Hyperemesis Gravidarum, in its most basic sense, means “excessive vomiting of a pregnant woman.” Hyperemesis Gravidarum is a severe and extreme type of morning sickness. Hyperemesis Gravidarum typically is severe enough that it will prevent the mother from taking in enough food or fluids, and can often lead to a variety of problems for both the woman and her baby. Hyperemesis Gravidarum affects somewhere around one to two percent of pregnant women. Obviously, Hyperemesis Gravidarum is much less common than morning sickness, which is estimated to affect more than two thirds of all pregnant women.

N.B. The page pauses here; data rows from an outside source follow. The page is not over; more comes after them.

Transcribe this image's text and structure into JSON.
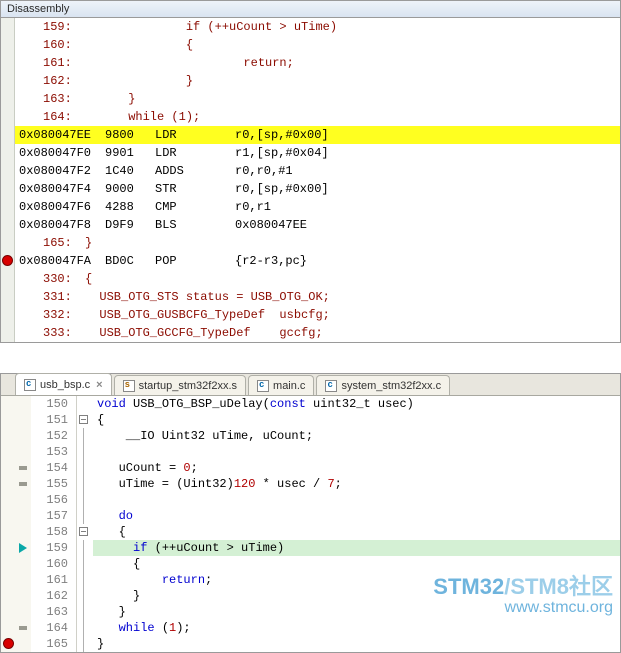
{
  "disassembly": {
    "title": "Disassembly",
    "lines": [
      {
        "t": "src",
        "n": "159:",
        "txt": "              if (++uCount > uTime)",
        "gutter": ""
      },
      {
        "t": "src",
        "n": "160:",
        "txt": "              {",
        "gutter": ""
      },
      {
        "t": "src",
        "n": "161:",
        "txt": "                      return;",
        "gutter": ""
      },
      {
        "t": "src",
        "n": "162:",
        "txt": "              }",
        "gutter": ""
      },
      {
        "t": "src",
        "n": "163:",
        "txt": "      }",
        "gutter": ""
      },
      {
        "t": "src",
        "n": "164:",
        "txt": "      while (1);",
        "gutter": ""
      },
      {
        "t": "asm",
        "hl": true,
        "addr": "0x080047EE",
        "opc": "9800",
        "mne": "LDR",
        "args": "r0,[sp,#0x00]",
        "gutter": ""
      },
      {
        "t": "asm",
        "addr": "0x080047F0",
        "opc": "9901",
        "mne": "LDR",
        "args": "r1,[sp,#0x04]",
        "gutter": ""
      },
      {
        "t": "asm",
        "addr": "0x080047F2",
        "opc": "1C40",
        "mne": "ADDS",
        "args": "r0,r0,#1",
        "gutter": ""
      },
      {
        "t": "asm",
        "addr": "0x080047F4",
        "opc": "9000",
        "mne": "STR",
        "args": "r0,[sp,#0x00]",
        "gutter": ""
      },
      {
        "t": "asm",
        "addr": "0x080047F6",
        "opc": "4288",
        "mne": "CMP",
        "args": "r0,r1",
        "gutter": ""
      },
      {
        "t": "asm",
        "addr": "0x080047F8",
        "opc": "D9F9",
        "mne": "BLS",
        "args": "0x080047EE",
        "gutter": ""
      },
      {
        "t": "src",
        "n": "165:",
        "txt": "}",
        "gutter": ""
      },
      {
        "t": "asm",
        "addr": "0x080047FA",
        "opc": "BD0C",
        "mne": "POP",
        "args": "{r2-r3,pc}",
        "gutter": "bp"
      },
      {
        "t": "src",
        "n": "330:",
        "txt": "{",
        "gutter": ""
      },
      {
        "t": "src",
        "n": "331:",
        "txt": "  USB_OTG_STS status = USB_OTG_OK;",
        "gutter": ""
      },
      {
        "t": "src",
        "n": "332:",
        "txt": "  USB_OTG_GUSBCFG_TypeDef  usbcfg;",
        "gutter": ""
      },
      {
        "t": "src",
        "n": "333:",
        "txt": "  USB_OTG_GCCFG_TypeDef    gccfg;",
        "gutter": ""
      }
    ]
  },
  "tabs": [
    {
      "label": "usb_bsp.c",
      "icon": "c",
      "active": true,
      "closeable": true
    },
    {
      "label": "startup_stm32f2xx.s",
      "icon": "s",
      "active": false,
      "closeable": false
    },
    {
      "label": "main.c",
      "icon": "c",
      "active": false,
      "closeable": false
    },
    {
      "label": "system_stm32f2xx.c",
      "icon": "c",
      "active": false,
      "closeable": false
    }
  ],
  "source": {
    "lines": [
      {
        "n": 150,
        "mark": "",
        "bp": "",
        "fold": "",
        "html": "<span class='kw'>void</span> USB_OTG_BSP_uDelay(<span class='kw'>const</span> uint32_t usec)"
      },
      {
        "n": 151,
        "mark": "",
        "bp": "",
        "fold": "box",
        "html": "{"
      },
      {
        "n": 152,
        "mark": "",
        "bp": "",
        "fold": "line",
        "html": "    __IO Uint32 uTime, uCount;"
      },
      {
        "n": 153,
        "mark": "",
        "bp": "",
        "fold": "line",
        "html": ""
      },
      {
        "n": 154,
        "mark": "dash",
        "bp": "",
        "fold": "line",
        "html": "   uCount = <span class='num'>0</span>;"
      },
      {
        "n": 155,
        "mark": "dash",
        "bp": "",
        "fold": "line",
        "html": "   uTime = (Uint32)<span class='num'>120</span> * usec / <span class='num'>7</span>;"
      },
      {
        "n": 156,
        "mark": "",
        "bp": "",
        "fold": "line",
        "html": ""
      },
      {
        "n": 157,
        "mark": "",
        "bp": "",
        "fold": "line",
        "html": "   <span class='kw'>do</span>"
      },
      {
        "n": 158,
        "mark": "",
        "bp": "",
        "fold": "box",
        "html": "   {"
      },
      {
        "n": 159,
        "mark": "cursor",
        "bp": "",
        "fold": "line",
        "hl": true,
        "html": "     <span class='kw'>if</span> (++uCount > uTime)"
      },
      {
        "n": 160,
        "mark": "",
        "bp": "",
        "fold": "line",
        "html": "     {"
      },
      {
        "n": 161,
        "mark": "",
        "bp": "",
        "fold": "line",
        "html": "         <span class='kw'>return</span>;"
      },
      {
        "n": 162,
        "mark": "",
        "bp": "",
        "fold": "line",
        "html": "     }"
      },
      {
        "n": 163,
        "mark": "",
        "bp": "",
        "fold": "line",
        "html": "   }"
      },
      {
        "n": 164,
        "mark": "dash",
        "bp": "",
        "fold": "line",
        "html": "   <span class='kw'>while</span> (<span class='num'>1</span>);"
      },
      {
        "n": 165,
        "mark": "",
        "bp": "bp",
        "fold": "line",
        "html": "}"
      }
    ]
  },
  "watermark": {
    "line1_a": "STM32",
    "line1_b": "/STM8社区",
    "line2": "www.stmcu.org"
  }
}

There are many specific problems that can come from Hyperemesis Gravidarum. Some women with Hyperemesis Gravidarum may lose as much as one fifth of their body weight, and most women with Hyperemesis Gravidarum will lose at least 5% of their body weight. One of the most immediate dangers of Hyperemesis Gravidarum is dehydration. Dehydration can further complicate things in that it tends to create even more nausea. Dehydration can be dangerous both to the pregnant woman, as well as to her baby. In addition, a woman with Hyperemesis Gravidarum may experience deficiencies in nutrition. In many cases, a woman with Hyperemesis Gravidarum can’t keep anything down, including her prenatal vitamins. This means that her baby will be at an increased risk for birth defects, as the iron, folic acid, and other ingredients in prenatal vitamins have been demonstrated to reduce the risk of birth defects.
If it goes untreated, Hyperemesis Gravidarum can lead to hypoglycemia, malnutrition, renal failure, atrophy, and a whole host of other ailments and problems. Hyperemesis Gravidarum is considered to be a medical emergency. Hyperemesis Gravidarum is most often treated with an IV which will provide rehydration, as well as nutritional elements that both mother and baby need.
If you are pregnant and have been vomiting severely or excessively for more than a day or so, and have not been able to keep anything down, you should contact your health care provider. Your health care provider may recommend that you go to the emergency room or the hospital. If you are unable to contact your health care provider, it is imperative that you seek help in an emergency room right away.